There is the traditional criticism which you may be familiar with from some of the anti-vivisection organizations, websites, and reports. That's the criticism which is based on general arguments of biological differences between species. This is often anecdotal and not based on systematically collected data or in-depth analysis. And it's published outside mainstream biomedical science journals, often in books or in reports, or pamphlets from the organizations producing the information. More recently, over the last 15 years, a different kind of criticism has appeared which is based on meta-analysis and systematic reviews of large number of data, large amounts of data, and which is published in top biomedical science journals.

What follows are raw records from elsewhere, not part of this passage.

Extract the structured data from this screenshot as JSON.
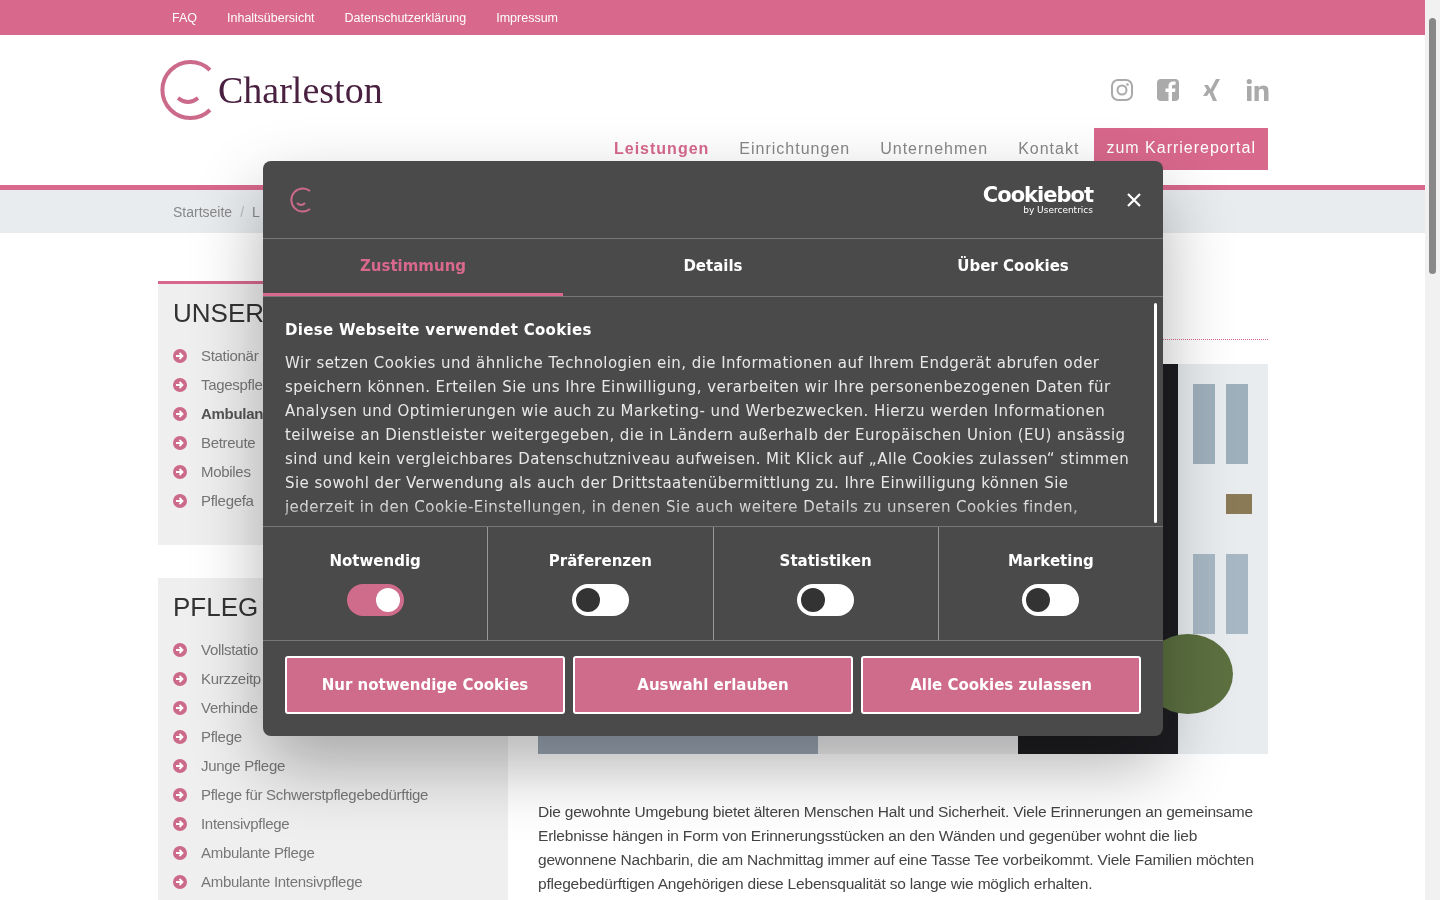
{
  "top_bar": {
    "links": [
      "FAQ",
      "Inhaltsübersicht",
      "Datenschutzerklärung",
      "Impressum"
    ]
  },
  "header": {
    "logo_text": "Charleston",
    "nav": [
      {
        "label": "Leistungen",
        "selected": true
      },
      {
        "label": "Einrichtungen",
        "selected": false
      },
      {
        "label": "Unternehmen",
        "selected": false
      },
      {
        "label": "Kontakt",
        "selected": false
      }
    ],
    "career_button": "zum Karriereportal"
  },
  "breadcrumb": [
    "Startseite",
    "L"
  ],
  "breadcrumb_separator": "/",
  "sidebar": [
    {
      "heading": "UNSER",
      "items": [
        {
          "label": "Stationär",
          "selected": false
        },
        {
          "label": "Tagespfle",
          "selected": false
        },
        {
          "label": "Ambulan",
          "selected": true
        },
        {
          "label": "Betreute",
          "selected": false
        },
        {
          "label": "Mobiles",
          "selected": false
        },
        {
          "label": "Pflegefa",
          "selected": false
        }
      ]
    },
    {
      "heading": "PFLEG",
      "items": [
        {
          "label": "Vollstatio",
          "selected": false
        },
        {
          "label": "Kurzzeitp",
          "selected": false
        },
        {
          "label": "Verhinde",
          "selected": false
        },
        {
          "label": "Pflege",
          "selected": false
        },
        {
          "label": "Junge Pflege",
          "selected": false
        },
        {
          "label": "Pflege für Schwerstpflegebedürftige",
          "selected": false
        },
        {
          "label": "Intensivpflege",
          "selected": false
        },
        {
          "label": "Ambulante Pflege",
          "selected": false
        },
        {
          "label": "Ambulante Intensivpflege",
          "selected": false
        }
      ]
    }
  ],
  "main": {
    "paragraph": "Die gewohnte Umgebung bietet älteren Menschen Halt und Sicherheit. Viele Erinnerungen an gemeinsame Erlebnisse hängen in Form von Erinnerungsstücken an den Wänden und gegenüber wohnt die lieb gewonnene Nachbarin, die am Nachmittag immer auf eine Tasse Tee vorbeikommt. Viele Familien möchten pflegebedürftigen Angehörigen diese Lebensqualität so lange wie möglich erhalten."
  },
  "cookie_dialog": {
    "brand": "Cookiebot",
    "brand_sub": "by Usercentrics",
    "tabs": [
      {
        "label": "Zustimmung",
        "selected": true
      },
      {
        "label": "Details",
        "selected": false
      },
      {
        "label": "Über Cookies",
        "selected": false
      }
    ],
    "title": "Diese Webseite verwendet Cookies",
    "text": "Wir setzen Cookies und ähnliche Technologien ein, die Informationen auf Ihrem Endgerät abrufen oder speichern können. Erteilen Sie uns Ihre Einwilligung, verarbeiten wir Ihre personenbezogenen Daten für Analysen und Optimierungen wie auch zu Marketing- und Werbezwecken. Hierzu werden Informationen teilweise an Dienstleister weitergegeben, die in Ländern außerhalb der Europäischen Union (EU) ansässig sind und kein vergleichbares Datenschutzniveau aufweisen. Mit Klick auf „Alle Cookies zulassen“ stimmen Sie sowohl der Verwendung als auch der Drittstaatenübermittlung zu. Ihre Einwilligung können Sie jederzeit in den Cookie-Einstellungen, in denen Sie auch weitere Details zu unseren Cookies finden,",
    "categories": [
      {
        "label": "Notwendig",
        "checked": true
      },
      {
        "label": "Präferenzen",
        "checked": false
      },
      {
        "label": "Statistiken",
        "checked": false
      },
      {
        "label": "Marketing",
        "checked": false
      }
    ],
    "buttons": [
      "Nur notwendige Cookies",
      "Auswahl erlauben",
      "Alle Cookies zulassen"
    ]
  }
}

And if you haven't read these papers already, I highly recommend that you'll look them up after this lecture. These are two papers published in two of the top Plos journals, in Plos medicine we've got, "Can animal models of disease reliably inform human studies?" A pretty provocative question. And assisted to that study in Plos biology, "Publication bias in reports of animal stroke studies leads to major overstatement of efficacy." These are two papers which I will come back to, they come out of the CAMARADES group and I will use some of their results later on in this talk. The third paper published in Plos One, "Survey of the quality of experimental design, statistical analysis and reporting of research using animals." If you're familiar with the Arrive guidelines and I hope you are, then this is the paper batch, led to the publication of the Arrive guidelines for how to report research with animals.